Yoshida T, Yoshioka Y, Matsuyama K, et al. Surface modification of amorphous nanosilica particles suppresses nanosilica-induced cytotoxicity, ROS generation, and DNA damage in various mammalian cells. Biochem Biophys Res Commun. 2012;427:748–752.
Ahamed M. Silica nanoparticles-induced cytotoxicity, oxidative stress and apoptosis in cultured A431 and A549 cells. Hum Exp Toxicol. 2013;32:186–195.
He Q, Zhang J, Shi J, et al. The effect of PEGylation of mesoporous silica nanoparticles on nonspecific binding of serum proteins and cellular responses. Biomaterials. 2010;31:1085–1092.
Monopoli MP, Aberg C, Salvati A, Dawson KA. Biomolecular coronas provide the biological identity of nanosized materials. Nat Nanotechnol. 2012;7(12):779–786.
Guzmán E, Ferrari M, Santini E, Liggieri L, Ravera F. Influence of silica nanoparticles on phase behavior and structural properties of DPPC – Palmitic acid Langmuir monolayers. Colloids Surf A Physicochem Eng Asp. 2012;413:280–287.
Guzmán E, Liggieri L, Santini E, Ferrari M, Ravera F. Mixed DPPC-cholesterol Langmuir monolayers in presence of hydrophilic silica nanoparticles. Colloids Surf B Biointerfaces. 2013;105:284–293.
Nabeshi H, Yoshikawa T, Arimori A, et al. Effect of surface properties of silica nanoparticles on their cytotoxicity and cellular distribution in murine macrophages. Nanoscale Res Lett. 2011;6:93.

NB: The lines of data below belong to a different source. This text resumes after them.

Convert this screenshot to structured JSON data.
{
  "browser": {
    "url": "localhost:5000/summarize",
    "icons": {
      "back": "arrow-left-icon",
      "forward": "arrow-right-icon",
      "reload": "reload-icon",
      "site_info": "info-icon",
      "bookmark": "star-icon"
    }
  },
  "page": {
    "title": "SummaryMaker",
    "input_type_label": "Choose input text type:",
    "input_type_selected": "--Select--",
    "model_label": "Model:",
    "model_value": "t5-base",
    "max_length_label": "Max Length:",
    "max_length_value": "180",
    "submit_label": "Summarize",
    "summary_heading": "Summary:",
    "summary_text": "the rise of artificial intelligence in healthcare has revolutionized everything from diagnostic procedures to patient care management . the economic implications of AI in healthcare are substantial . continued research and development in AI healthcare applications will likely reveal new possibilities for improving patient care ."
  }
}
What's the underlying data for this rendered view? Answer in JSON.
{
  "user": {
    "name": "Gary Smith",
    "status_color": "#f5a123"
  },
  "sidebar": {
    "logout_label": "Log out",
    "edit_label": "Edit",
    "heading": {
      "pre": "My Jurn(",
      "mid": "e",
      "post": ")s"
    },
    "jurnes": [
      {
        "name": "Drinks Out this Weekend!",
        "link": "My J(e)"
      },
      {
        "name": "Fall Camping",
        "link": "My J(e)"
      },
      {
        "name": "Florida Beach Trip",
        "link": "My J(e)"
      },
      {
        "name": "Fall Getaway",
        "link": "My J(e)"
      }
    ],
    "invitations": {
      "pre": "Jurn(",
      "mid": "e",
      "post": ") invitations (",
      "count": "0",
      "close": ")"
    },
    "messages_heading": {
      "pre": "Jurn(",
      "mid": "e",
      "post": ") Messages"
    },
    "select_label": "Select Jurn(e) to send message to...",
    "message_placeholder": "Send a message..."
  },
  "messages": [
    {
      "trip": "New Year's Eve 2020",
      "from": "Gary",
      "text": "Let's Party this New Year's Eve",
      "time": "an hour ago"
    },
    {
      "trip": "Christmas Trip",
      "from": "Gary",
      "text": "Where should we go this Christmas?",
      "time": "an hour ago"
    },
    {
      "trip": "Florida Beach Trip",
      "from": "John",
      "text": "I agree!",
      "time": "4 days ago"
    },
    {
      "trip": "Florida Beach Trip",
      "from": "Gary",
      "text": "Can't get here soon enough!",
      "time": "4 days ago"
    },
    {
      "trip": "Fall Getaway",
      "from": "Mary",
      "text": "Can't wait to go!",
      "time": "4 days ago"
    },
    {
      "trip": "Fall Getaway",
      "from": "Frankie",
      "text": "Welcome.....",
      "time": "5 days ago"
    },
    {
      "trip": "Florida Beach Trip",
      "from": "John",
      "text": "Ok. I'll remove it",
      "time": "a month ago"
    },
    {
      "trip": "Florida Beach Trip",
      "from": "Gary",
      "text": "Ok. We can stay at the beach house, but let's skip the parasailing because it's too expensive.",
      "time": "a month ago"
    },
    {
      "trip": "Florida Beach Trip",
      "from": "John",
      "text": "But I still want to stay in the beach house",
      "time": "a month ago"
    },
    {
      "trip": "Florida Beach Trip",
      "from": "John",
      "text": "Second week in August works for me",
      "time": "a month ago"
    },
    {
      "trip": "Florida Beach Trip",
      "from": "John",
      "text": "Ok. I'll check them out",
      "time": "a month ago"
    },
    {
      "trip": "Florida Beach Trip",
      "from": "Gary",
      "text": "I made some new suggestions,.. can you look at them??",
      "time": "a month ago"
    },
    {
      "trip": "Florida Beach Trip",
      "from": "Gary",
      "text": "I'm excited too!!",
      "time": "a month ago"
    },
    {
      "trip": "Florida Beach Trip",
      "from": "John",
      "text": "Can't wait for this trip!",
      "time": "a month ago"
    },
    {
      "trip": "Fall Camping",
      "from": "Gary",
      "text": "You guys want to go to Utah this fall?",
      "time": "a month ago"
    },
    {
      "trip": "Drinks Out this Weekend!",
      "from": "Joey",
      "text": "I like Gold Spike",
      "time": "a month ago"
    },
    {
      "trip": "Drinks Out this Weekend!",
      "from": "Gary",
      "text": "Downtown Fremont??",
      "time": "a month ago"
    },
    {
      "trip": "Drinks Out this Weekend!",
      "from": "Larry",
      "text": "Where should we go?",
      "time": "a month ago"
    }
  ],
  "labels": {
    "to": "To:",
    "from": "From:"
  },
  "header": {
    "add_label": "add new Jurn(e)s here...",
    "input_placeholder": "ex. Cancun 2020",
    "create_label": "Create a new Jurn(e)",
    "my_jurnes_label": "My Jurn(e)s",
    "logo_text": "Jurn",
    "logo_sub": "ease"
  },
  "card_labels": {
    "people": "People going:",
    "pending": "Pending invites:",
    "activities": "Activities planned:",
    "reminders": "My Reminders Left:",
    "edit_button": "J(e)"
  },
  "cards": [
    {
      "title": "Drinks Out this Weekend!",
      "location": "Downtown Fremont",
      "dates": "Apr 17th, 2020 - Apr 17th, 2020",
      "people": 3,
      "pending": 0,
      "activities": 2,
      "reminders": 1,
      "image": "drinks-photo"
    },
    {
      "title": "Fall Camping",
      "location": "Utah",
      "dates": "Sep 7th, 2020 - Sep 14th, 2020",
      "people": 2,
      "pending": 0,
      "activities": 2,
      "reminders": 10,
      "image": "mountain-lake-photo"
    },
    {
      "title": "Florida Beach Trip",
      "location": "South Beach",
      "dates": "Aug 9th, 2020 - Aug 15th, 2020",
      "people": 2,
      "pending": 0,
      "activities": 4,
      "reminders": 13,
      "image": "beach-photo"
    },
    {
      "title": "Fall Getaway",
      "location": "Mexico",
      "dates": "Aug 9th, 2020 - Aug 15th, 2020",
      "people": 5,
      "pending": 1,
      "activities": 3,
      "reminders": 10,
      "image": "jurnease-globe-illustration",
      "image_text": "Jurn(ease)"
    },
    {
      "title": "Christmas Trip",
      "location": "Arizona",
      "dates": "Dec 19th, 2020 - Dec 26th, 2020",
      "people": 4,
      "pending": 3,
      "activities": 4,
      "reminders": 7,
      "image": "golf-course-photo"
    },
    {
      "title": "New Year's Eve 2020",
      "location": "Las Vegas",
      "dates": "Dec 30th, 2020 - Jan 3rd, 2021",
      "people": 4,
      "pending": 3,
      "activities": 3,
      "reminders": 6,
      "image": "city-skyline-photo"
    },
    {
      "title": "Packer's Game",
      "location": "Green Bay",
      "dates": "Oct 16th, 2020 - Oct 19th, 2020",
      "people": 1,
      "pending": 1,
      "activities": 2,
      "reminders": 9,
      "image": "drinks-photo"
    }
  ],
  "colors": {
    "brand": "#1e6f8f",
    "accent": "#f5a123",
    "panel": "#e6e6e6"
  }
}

Palmqvist C, Wardlaw AJ, Bradding P. Chemokines and their receptors as potential targets for the treatment of asthma. Br J Pharmacol. 2007;151:725–736.
Cormier SA, Yuan S, Crosby JR, et al. T(H)2-mediated pulmonary inflammation leads to the differential expression of ribonuclease genes by alveolar macrophages. Am J Respir Cell Mol Biol. 2002;27:678–687.
Zhang Q, Hitchins VM, Schrand AM, Hussain SM, Goering PL. Uptake of gold nanoparticles in murine macrophage cells without cytotoxicity or production of pro-inflammatory mediators. Nanotoxicology. 2011;5:284–295.
Stütz AM, Pickart LA, Trifilieff A, Baumruker T, Prieschl-Strassmayr E, Woisetschläger M. The Th2 cell cytokines IL-4 and IL-13 regulate found in inflammatory zone 1/resistin-like molecule alpha gene expression by a STAT6 and CCAAT/enhancer-binding protein-dependent mechanism. J Immunol. 2003;170:1789–1796.
Rose MC, Voynow JA. Respiratory tract mucin genes and mucin glycoproteins in health and disease. Physiol Rev. 2006;86:245–278.
Kanoh S, Tanabe T, Rubin BK. IL-13-induced MUC5AC production and goblet cell differentiation is steroid resistant in human airway cells. Clin Exp Allergy. 2011;41:1747–1756.